The sun has begun to shine on Karun Chandhok, finally. Always, by Jon Bon Jovi, is almost always on Chandhok’s ipod playlist as well as his Medion laptop when he travels the world with the motorsport circus.india Updated: Mar 06, 2010 23:35 IST
Well, there ain’t no luck
In these loaded dice
But baby if you give me just one more try
We can pack up our old dreams…
We’ll find a place where the sun still shines
The sun has begun to shine on Karun Chandhok, finally.
Always, by Jon Bon Jovi, is almost always on Chandhok’s ipod playlist as well as his Medion laptop when he travels the world with the motorsport circus.
For years, the American rock musician could have been venting Chandhok’s anguish at being the Formula One (F1) outsider — waiting for a break into the big league.
On Thursday, with a call from Hispania Racing Team principal Colin Colles, his dreams turned real.
Hispania is the new avatar of the Campos F1 team after it was taken over by financier Jose Ramon Carabante. The new team is based in the south-eastern Spanish city of Murcia.
Before his moment in the sun, Chandhok weathered many a dark cloud.
“The winter of 2006 was the bleakest,” he says.

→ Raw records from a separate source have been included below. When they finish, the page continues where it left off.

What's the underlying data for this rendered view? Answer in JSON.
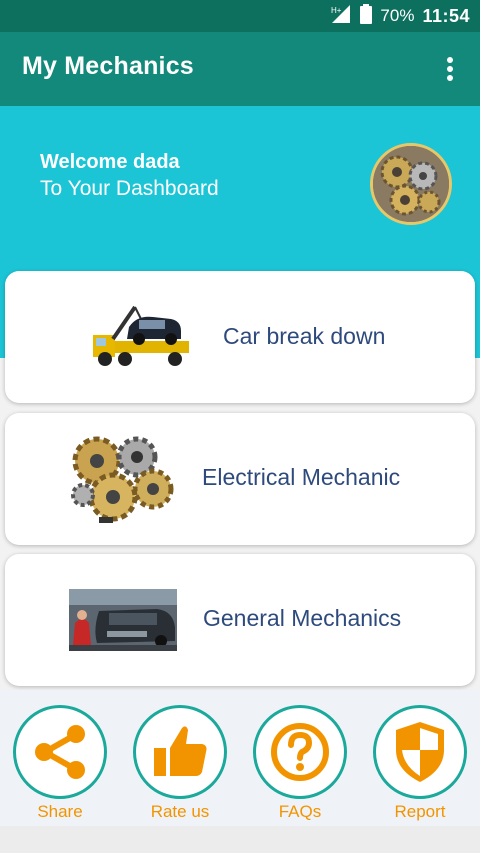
{
  "status_bar": {
    "network": "H+",
    "battery": "70%",
    "time": "11:54"
  },
  "app_bar": {
    "title": "My Mechanics",
    "menu_icon": "more-vert-icon"
  },
  "welcome": {
    "title": "Welcome dada",
    "subtitle": "To Your Dashboard"
  },
  "cards": [
    {
      "label": "Car break down",
      "icon": "tow-truck-image"
    },
    {
      "label": "Electrical Mechanic",
      "icon": "gears-image"
    },
    {
      "label": "General Mechanics",
      "icon": "car-repair-image"
    }
  ],
  "bottom_nav": [
    {
      "label": "Share",
      "icon": "share-icon"
    },
    {
      "label": "Rate us",
      "icon": "thumbs-up-icon"
    },
    {
      "label": "FAQs",
      "icon": "question-icon"
    },
    {
      "label": "Report",
      "icon": "shield-icon"
    }
  ],
  "colors": {
    "status_bar": "#0d6f5e",
    "app_bar": "#12897a",
    "welcome_bg": "#1cc5d6",
    "card_text": "#2e4a7d",
    "nav_accent": "#f29400",
    "nav_ring": "#1aa99a"
  }
}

“Despite winning the Formula Renault championship, I was getting no funding to race in Europe. I even approached Raikkonen-Robertson Racing for a 9-to-5 administrative job.”
A day before he could join, F1 boss Bernie Ecclestone rescued Chandhok to offer him a drive in GP2.

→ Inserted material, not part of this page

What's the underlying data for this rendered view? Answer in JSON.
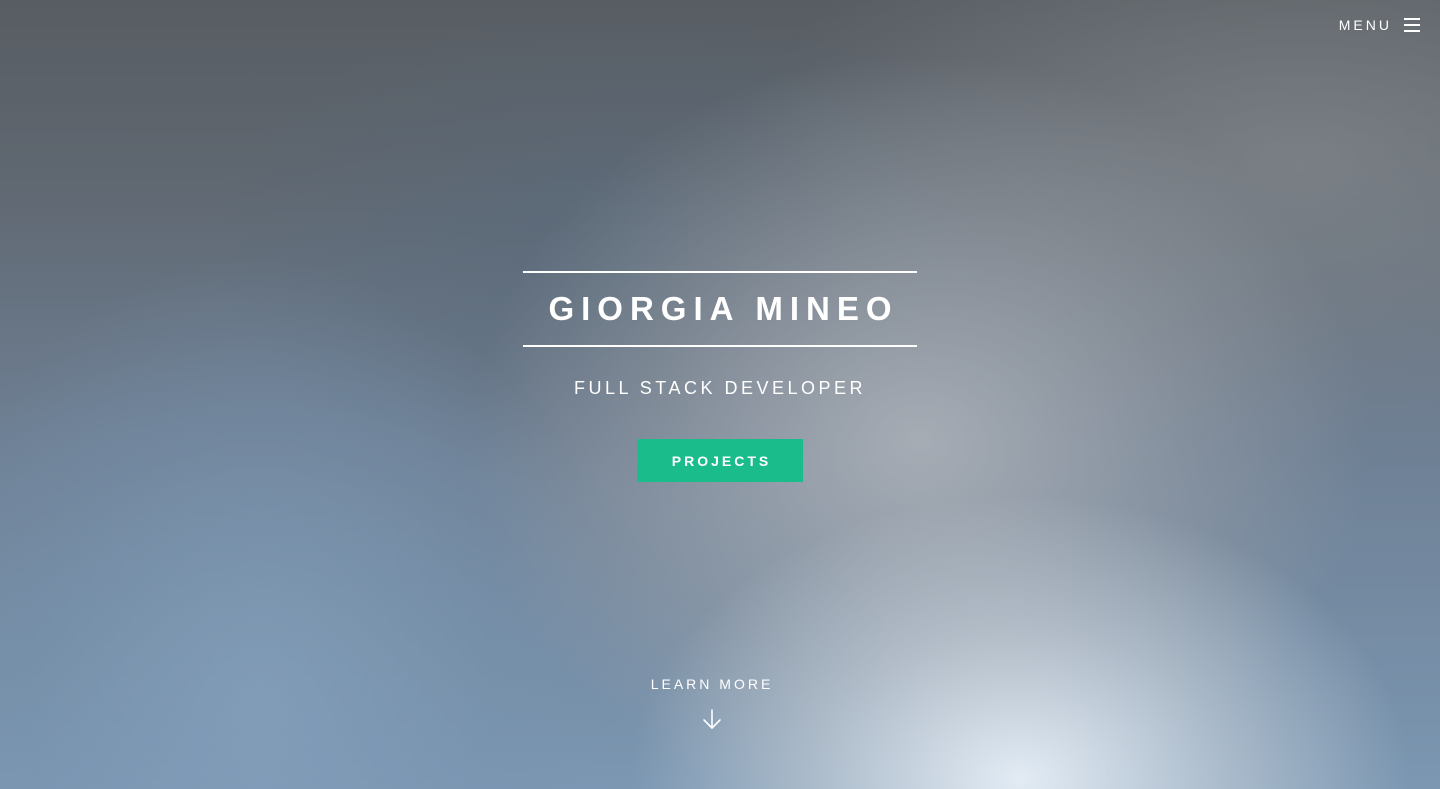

Then, in 2009, leading convincingly on his dream circuit in Monaco, his car’s drive shaft snapped.
“It was most disappointing,” he says.
On Friday, the importance of becoming the second Indian to race in F1 hadn’t yet sunk in.
“Only when I am seated behind the wheel at Bahrain and see my name alongside an Alonso (Fernando) and a Schumacher (Michael) would I believe I’ve made it,” he told HT from Spain.
Born to a Punjabi father and Tamil-Brahmin mother, Chandhok has racing in his DNA. His grandfather Indu Chandhok founded the Federation of Motor Sports Clubs in India in the 1950s. His father, former rallyist Vicky Chandhok, raced in the 1970s.
As a child, Chandhok once banged his car into a neighbour’s coconut tree. When his brother ran inside to tell his father about it, a petulant Chandhok rebuked Karun. But only after he had demonstrated how to negotiate a corner.
When he was 15, Chandhok first participated in a go-kart race in England and won. A year later, weighing 96 kilos, he was too tubby to get into a car. Within two months, following a diet and workout regime, he lost close to 25 kilos.
“Today, at 67 kg, I am the lightest I’ve been since I was 14,” he says.
With an Indian Grand Prix slated for 2011, a desi driver makes business sense to Ecclestone.
Plus the Chandhoks have committed to raise a chunk of the $100 million sponsorship.
To critics who allege Chandhok has made it because of his friendship with Ecclestone, he says: “Bernie has a lot of friends — not all of them are racing in F1. He also helped Alonso and Schumacher get their deals. Are you trying to tell me Schumi has gone places because of him?”
JK Tyres Motorsports head Sanjay Sharma, who helped both Narain Karthikeyan and Chandhok get sponsorship for close to two decades, says Chandhok may not have Karthikeyan’s pace, but he is a technical genius.
“He is more Prost than Schumi,” says Sharma.
He is, of course, referring to yesteryears great Alain ‘The Professor’ Prost, whose technical prowess gave him an edge over everybody else before Schumi exploded on the scene.
In a car that has not been tested on the track, Chandhok’s chances of making waves at F1 are slim.
“The first few races will be tough. It is only after we return to Spain that I hope to gain momentum,” he says.
But the coolest tip for Chandhok comes from his predecessor Karthikeyan, who raced with Jordan in 2005.
True to his nature, Karthikeyan doesn’t waste time or words. His two-word advice for the rookie: “Drive fast.”